  178. Wu, S. H., & Oertel, D. (1984). Intracellular injection with horseradish peroxidase of physiologically characterized stellate and bushy cells in slices of mouse anteroventral cochlear nucleus. The Journal of Neuroscience, 4(6), 1577–1588.PubMedGoogle Scholar
  179. Wu, S. H., & Oertel, D. (1986). Inhibitory circuitry in the ventral cochlear nucleus is probably mediated by glycine. The Journal of Neuroscience, 6(9), 2691–2706.PubMedGoogle Scholar
  180. Xie, R. & Manis, P.B. (2013). Target-specific IPSC kinetics promote temporal processing in auditory parallel pathways. The Journal of Neuroscience, 33(4), 1598–1614.PubMedCentralPubMedGoogle Scholar
  181. Yan, K., & Matthews, G. (1992). Blockers of potassium channels reduce the outward dark current in rod photoreceptor inner segments. Visual Neuroscience, 8(5), 479–481.PubMedGoogle Scholar
  182. Yang, H., & Xu-Friedman, M. A. (2012). Emergence of coordinated plasticity in the cochlear nucleus and cerebellum. The Journal of Neuroscience, 32(23), 7862–7868.PubMedCentralPubMedGoogle Scholar
  183. Yang, S., & Feng, A. S. (2007). Heterogeneous biophysical properties of frog dorsal medullary nucleus (cochlear nucleus) neurons. Journal of Neurophysiology, 98(4), 1953–1964.PubMedGoogle Scholar
  184. Zhang, R., Qian, F., Rajagopalan, L., Pereira, F. A., Brownell, W. E., & Anvari, B. (2007). Prestin modulates mechanics and electromechanical force of the plasma membrane. Biophysical Journal, 93(1), L07–09.PubMedCentralPubMedGoogle Scholar
  185. Zhang, X., & Carney, L. H. (2005). Response properties of an integrate-and-fire model that receives subthreshold inputs.
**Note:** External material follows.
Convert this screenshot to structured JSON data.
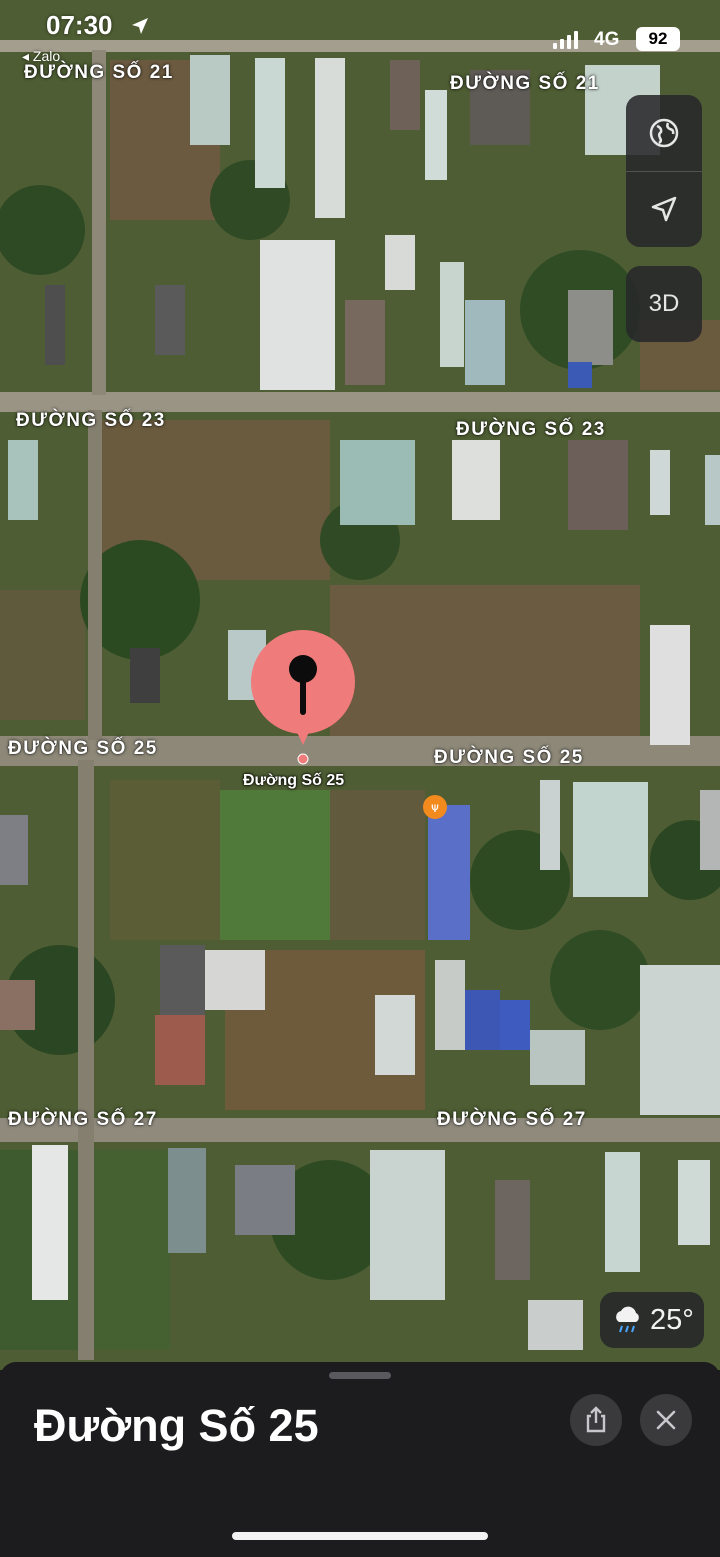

Neural Computation, 17(12), 2571–2601.PubMedCentralPubMedGoogle Scholar
  186. Zheng, J., Shen, W., He, D. Z., Long, K. B., Madison, L. D., & Dallos, P. (2000). Prestin is the motor protein of cochlear outer hair cells. Nature, 405(6783), 149–155.PubMedGoogle Scholar
  187. Zidanic, M., & Brownell, W. E. (1989). Low-frequency modulation of the intracochlear potential field: An energy source for the cochlear amplifier. Il Valsalva, 65(Suppl. 1), 20–27.Google Scholar
  188. Zidanic, M., & Brownell, W. E. (1990). Fine structure of the intracochlear potential field. I. The silent current. Biophysical Journal, 57(6), 1253–1268.PubMedCentralPubMedGoogle Scholar
  189. Zidanic, M., & Brownell, W. E. (1992). Fine structure of the intracochlear potential field. II. Tone-evoked waveforms and cochlear microphonics. Journal of Neurophysiology, 67(1), 108–124.PubMedGoogle Scholar

Copyright information

© Springer Science+Business Media New York 2014

Authors and Affiliations

  1. 1.Bobby R. Alford Department of Otolaryngology/Head and Neck Surgery, and the Departments of Neuroscience, Molecular Physiology and Biophysics, and the Structural and Computational Biology & Molecular Biophysics ProgramBaylor College of MedicineHoustonUSA
  2. 2.Departments of Otolaryngology/Head and Neck Surgery, Cell Biology and PhysiologyUniversity of North CarolinaChapel HillUSA

Personalised recommendations